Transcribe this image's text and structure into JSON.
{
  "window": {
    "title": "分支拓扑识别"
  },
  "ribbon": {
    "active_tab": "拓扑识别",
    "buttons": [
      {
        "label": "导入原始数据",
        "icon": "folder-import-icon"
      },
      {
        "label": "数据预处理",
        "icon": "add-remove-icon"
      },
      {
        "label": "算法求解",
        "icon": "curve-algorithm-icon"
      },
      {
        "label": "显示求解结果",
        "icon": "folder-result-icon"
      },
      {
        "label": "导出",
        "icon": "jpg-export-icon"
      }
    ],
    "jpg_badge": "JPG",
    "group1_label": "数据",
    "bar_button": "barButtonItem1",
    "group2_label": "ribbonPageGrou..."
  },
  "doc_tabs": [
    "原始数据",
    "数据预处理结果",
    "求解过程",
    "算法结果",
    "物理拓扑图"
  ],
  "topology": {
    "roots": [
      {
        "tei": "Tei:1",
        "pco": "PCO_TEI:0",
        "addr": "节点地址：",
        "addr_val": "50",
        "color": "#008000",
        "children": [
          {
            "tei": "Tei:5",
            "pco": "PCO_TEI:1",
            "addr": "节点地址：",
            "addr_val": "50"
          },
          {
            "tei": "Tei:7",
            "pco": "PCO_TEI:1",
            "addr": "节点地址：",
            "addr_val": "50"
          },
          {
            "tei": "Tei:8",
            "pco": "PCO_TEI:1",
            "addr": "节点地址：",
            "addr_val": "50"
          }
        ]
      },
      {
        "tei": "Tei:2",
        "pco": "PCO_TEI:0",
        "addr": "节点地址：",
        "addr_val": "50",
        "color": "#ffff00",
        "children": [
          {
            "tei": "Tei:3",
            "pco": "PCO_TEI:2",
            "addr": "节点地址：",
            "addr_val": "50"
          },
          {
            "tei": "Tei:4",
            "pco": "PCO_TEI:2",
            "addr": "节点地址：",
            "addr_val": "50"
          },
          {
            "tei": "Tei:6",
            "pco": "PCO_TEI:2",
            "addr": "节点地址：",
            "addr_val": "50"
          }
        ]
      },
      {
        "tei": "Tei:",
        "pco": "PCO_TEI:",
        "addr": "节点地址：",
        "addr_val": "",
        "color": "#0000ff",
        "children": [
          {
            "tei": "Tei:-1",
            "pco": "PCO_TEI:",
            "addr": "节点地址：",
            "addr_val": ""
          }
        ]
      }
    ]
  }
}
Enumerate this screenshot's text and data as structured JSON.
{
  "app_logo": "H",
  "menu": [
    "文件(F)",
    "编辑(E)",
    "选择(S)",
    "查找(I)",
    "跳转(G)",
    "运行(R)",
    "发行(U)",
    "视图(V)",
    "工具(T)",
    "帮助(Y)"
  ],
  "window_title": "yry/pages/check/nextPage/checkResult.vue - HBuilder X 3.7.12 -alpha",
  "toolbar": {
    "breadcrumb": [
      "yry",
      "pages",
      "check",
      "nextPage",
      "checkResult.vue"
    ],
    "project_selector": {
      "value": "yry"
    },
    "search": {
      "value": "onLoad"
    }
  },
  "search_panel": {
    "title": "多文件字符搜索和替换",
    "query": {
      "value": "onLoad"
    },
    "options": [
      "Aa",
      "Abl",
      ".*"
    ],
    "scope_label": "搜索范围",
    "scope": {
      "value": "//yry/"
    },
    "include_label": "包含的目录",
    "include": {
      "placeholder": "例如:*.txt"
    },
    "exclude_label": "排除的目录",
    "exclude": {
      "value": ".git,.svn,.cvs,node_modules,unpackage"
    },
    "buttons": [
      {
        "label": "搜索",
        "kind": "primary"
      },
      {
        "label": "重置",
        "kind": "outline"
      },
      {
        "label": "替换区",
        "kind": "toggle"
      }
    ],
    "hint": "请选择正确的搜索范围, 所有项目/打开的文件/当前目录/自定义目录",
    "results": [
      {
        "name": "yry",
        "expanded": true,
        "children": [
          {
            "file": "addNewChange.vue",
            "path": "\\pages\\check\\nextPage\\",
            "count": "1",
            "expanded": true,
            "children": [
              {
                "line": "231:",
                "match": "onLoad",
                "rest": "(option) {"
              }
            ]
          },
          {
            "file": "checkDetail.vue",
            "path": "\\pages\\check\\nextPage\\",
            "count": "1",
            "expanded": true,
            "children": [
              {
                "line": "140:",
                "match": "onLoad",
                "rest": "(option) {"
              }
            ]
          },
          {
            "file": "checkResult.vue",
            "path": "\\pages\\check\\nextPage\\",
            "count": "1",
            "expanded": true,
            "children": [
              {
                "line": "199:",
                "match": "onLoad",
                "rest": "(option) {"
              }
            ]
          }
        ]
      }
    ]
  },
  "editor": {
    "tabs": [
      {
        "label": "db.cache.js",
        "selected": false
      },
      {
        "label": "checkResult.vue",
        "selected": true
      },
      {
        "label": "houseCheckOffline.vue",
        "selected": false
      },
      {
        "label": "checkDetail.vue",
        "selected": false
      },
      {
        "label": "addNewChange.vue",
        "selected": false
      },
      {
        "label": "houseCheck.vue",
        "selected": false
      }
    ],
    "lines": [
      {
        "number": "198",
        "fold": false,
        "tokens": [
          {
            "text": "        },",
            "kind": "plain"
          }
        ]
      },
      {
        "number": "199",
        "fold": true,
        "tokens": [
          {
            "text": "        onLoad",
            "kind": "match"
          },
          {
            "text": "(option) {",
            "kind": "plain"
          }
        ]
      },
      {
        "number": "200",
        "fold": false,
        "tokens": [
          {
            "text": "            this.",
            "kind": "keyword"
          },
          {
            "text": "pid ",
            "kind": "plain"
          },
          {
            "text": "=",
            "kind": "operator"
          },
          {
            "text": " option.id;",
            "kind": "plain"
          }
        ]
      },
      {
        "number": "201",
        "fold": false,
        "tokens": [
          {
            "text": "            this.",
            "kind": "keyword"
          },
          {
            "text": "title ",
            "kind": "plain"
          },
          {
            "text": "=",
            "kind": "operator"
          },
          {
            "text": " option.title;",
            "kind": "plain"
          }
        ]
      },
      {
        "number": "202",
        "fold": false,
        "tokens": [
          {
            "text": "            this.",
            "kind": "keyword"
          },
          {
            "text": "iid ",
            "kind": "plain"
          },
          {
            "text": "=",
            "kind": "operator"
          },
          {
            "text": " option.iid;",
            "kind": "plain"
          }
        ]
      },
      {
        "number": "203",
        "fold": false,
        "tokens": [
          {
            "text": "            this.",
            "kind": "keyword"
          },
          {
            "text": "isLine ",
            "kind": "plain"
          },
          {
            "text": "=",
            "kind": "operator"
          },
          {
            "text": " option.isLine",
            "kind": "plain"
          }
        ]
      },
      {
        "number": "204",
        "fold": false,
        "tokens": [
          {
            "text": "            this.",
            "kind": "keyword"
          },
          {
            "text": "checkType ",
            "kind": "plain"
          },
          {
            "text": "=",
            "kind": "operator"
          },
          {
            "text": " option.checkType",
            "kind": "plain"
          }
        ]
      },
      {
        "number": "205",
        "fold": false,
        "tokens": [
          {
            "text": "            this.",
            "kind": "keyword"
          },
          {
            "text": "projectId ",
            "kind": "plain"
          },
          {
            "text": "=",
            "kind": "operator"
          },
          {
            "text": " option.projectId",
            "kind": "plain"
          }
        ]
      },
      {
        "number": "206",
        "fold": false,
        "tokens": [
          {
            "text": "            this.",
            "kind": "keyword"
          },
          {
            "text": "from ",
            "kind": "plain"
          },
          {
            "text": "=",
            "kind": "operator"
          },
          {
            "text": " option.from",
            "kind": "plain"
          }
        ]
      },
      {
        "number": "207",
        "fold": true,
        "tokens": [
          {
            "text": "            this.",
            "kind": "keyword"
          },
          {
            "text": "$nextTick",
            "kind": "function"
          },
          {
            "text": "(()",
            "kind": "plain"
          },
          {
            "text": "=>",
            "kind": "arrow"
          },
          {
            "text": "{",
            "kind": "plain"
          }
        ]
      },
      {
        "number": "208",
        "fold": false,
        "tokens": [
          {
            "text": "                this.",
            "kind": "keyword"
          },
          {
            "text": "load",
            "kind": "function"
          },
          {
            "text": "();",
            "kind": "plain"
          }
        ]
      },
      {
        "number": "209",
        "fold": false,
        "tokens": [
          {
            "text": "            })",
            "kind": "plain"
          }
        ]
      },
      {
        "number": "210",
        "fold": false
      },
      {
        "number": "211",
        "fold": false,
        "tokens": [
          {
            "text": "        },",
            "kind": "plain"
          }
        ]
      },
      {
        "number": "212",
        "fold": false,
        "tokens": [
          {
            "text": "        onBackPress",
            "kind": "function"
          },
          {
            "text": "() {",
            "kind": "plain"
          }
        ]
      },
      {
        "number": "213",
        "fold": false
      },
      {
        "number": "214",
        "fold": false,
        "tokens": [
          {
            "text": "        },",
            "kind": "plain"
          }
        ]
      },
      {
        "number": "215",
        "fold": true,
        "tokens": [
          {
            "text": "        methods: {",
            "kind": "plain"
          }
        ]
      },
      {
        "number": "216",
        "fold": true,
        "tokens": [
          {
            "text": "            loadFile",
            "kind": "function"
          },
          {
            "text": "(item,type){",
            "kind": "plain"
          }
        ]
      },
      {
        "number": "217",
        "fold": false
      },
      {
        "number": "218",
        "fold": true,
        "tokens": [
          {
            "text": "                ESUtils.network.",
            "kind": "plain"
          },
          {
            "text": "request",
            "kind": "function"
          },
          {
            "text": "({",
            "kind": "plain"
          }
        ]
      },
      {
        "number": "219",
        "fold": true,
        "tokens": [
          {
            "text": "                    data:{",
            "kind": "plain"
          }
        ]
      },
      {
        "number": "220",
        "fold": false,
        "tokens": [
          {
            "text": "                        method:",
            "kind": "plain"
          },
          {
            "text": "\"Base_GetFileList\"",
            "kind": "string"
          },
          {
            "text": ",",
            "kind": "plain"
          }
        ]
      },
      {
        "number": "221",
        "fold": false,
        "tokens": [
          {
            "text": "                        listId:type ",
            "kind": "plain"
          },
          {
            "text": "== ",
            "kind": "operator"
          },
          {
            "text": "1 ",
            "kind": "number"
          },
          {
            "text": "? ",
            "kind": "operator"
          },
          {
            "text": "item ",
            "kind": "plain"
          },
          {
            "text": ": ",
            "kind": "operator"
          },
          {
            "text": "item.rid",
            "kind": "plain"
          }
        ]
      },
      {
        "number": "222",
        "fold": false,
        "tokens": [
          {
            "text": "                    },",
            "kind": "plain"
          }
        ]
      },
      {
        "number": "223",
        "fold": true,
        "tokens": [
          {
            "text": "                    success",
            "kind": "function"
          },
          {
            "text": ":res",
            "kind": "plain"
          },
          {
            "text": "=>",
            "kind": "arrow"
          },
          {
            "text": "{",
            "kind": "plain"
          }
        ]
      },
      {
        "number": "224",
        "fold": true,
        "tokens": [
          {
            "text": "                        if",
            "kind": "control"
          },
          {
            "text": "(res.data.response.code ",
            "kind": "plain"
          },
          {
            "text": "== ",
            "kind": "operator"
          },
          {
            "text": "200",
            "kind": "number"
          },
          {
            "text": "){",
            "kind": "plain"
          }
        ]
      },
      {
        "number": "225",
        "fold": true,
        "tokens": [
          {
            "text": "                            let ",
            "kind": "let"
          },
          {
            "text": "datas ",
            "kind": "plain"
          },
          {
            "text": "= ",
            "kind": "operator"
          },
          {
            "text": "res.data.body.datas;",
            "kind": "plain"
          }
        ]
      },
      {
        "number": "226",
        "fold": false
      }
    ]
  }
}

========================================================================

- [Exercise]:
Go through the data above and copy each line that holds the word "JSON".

- [Completed task]:
Transcribe this image's text and structure into JSON.
Enumerate this screenshot's text and data as structured JSON.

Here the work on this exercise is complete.